Aderbeijan, has been under Persian domination since the fifth cen- tury anno domini, although at different periods subsequent, it was



united with the Armenian Kingdom of Van under th.2 Arzrouni

dynasty. The Armenians in Persian Armenia are the survivors of a much larger section of the race whose number has been depleted

b}^ reason of the successive conquests and raids of migratory tribes

like the Tartars, Mongols, and Turks, that overran that pa-rt of the

country in their successive onward marches toward the heart of

Asia Minor. Notwithstanding the smallness of their number, the

Armenians in Persia play a vital part in various walks of life. They have held important public offices; they have given statesmen, am-

bassadors, and military leaders to Persia; and the mercantile activity

of that country with many quarters of the glob 1 is in their hands.

We may mention the names of the late Malcolm Han, ambassador to the Court of St. James ; Nariman Han, ambassador to Vienna ; Ohan- nes Han Masseghian, ambassador to Berlin, and others, who each
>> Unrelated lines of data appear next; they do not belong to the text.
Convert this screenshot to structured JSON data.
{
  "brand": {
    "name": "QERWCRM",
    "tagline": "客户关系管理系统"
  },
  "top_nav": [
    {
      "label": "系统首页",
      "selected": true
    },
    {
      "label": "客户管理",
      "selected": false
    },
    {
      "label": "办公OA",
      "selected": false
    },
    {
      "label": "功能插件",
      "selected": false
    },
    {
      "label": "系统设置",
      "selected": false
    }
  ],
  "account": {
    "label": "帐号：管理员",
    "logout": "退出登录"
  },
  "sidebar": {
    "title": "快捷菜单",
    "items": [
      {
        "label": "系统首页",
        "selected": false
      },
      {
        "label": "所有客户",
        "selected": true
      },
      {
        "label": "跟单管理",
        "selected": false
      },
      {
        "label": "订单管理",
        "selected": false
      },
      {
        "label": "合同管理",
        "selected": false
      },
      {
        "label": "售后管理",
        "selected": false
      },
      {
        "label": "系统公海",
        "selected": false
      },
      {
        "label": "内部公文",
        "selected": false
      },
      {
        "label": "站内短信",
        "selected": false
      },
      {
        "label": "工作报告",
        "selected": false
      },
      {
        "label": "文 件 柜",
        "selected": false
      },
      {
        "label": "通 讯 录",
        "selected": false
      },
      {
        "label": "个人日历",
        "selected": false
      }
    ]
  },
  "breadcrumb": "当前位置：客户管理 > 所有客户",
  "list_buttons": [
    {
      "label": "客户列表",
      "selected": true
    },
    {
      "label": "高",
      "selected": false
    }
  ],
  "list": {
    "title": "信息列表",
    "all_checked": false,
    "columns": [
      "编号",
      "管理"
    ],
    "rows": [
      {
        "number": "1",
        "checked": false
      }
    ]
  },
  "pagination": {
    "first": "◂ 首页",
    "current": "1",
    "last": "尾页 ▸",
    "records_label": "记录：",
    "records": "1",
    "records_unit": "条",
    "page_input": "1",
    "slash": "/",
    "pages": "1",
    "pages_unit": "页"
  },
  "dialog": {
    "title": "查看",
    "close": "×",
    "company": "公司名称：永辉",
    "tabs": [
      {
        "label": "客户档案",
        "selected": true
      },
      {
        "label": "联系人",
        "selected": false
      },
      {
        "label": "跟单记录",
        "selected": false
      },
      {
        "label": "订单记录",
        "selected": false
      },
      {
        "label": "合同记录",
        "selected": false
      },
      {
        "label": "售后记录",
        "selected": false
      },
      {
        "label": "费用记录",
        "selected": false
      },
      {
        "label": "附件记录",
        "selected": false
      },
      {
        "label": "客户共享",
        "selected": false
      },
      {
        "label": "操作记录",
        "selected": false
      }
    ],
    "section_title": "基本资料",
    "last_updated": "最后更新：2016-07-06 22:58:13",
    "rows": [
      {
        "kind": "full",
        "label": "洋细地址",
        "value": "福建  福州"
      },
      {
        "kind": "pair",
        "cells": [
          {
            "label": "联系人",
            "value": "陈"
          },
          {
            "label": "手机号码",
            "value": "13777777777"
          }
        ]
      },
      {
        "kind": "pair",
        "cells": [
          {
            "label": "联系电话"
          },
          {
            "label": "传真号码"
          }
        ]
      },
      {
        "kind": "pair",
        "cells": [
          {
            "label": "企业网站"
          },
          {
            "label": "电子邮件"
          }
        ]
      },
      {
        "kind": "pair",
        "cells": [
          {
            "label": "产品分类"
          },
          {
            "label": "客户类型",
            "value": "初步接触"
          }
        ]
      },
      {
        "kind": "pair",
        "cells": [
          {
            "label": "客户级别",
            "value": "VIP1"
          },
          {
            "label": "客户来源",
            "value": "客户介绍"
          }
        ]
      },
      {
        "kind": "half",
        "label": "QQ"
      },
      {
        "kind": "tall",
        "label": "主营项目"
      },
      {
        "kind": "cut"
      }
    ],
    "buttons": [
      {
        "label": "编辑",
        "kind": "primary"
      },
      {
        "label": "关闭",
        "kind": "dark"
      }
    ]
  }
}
and all were Armenians in the service of Persia. We think it is not

out of place to recall the part played by Armenians in the reform

and constitutional movement, one of whose principal leaders was an

Armenian, Eprem Plan and his associates, who Avere instrumental in introducing in the body politic of that Asiatic land the western ideas

of progress and democracy and did not disdain to sacrifice their very

lives for their realization.

In the fifth century, when the Persians were at the height of their

power, they made attempts to impose on the Armenians by sheer

violence their religious beliefs and compel them to forsake their

national ideals. The struggle lasted about a century; and finding after protracted wars that it is impossible to make Armenians relin-

quish the tenets of their Christian faith and nationality, they altered

their attitude and adopted a more tolerant policy toward them.


centuries ever since the Persians and Armenians have lived together

as peaceful neighbors without the sanguinary conflicts which have

characterized the Turco-Armenian relations since the Turkish con- quest of part of Armenia. Although the Persiaas have mostly em-

braced Mohammedanism, but descending from an Aryan stock like the

Armenians and being possessed of ancient culture and civilization,

they have not displayed toward the Armenians the savagery and bru-

tal conduct with which the Touranian races, to which the Turks

belong, have familiarized the civilized world ever since they sup-

planted the cross by the crescent in the Near East.

Notwithstanding these somewhat bearable conditions prevailing

in Persian Armeniaso contiguous to the Armenian Province of

Vanthe Armenians of Salmast, Khoi, and Makou, the principal

Armenian-Persian centers in Aderbaijan, all aspire to see that part

of their country one clay united and form an inseparable part of a

Magna Armenia. Russian Armenia.The part of historic Armenia which is under

Russian sway is included in the Transcaucasian Provinces of Russia. It was conquered hy the Russians in the early part of the nineteenth

century and wrested from Persia. Before the Russian conquest Transcaucasia was divided between a number of Khanates and Meli-

kates (small self-governing principalities). The Khans were Tar-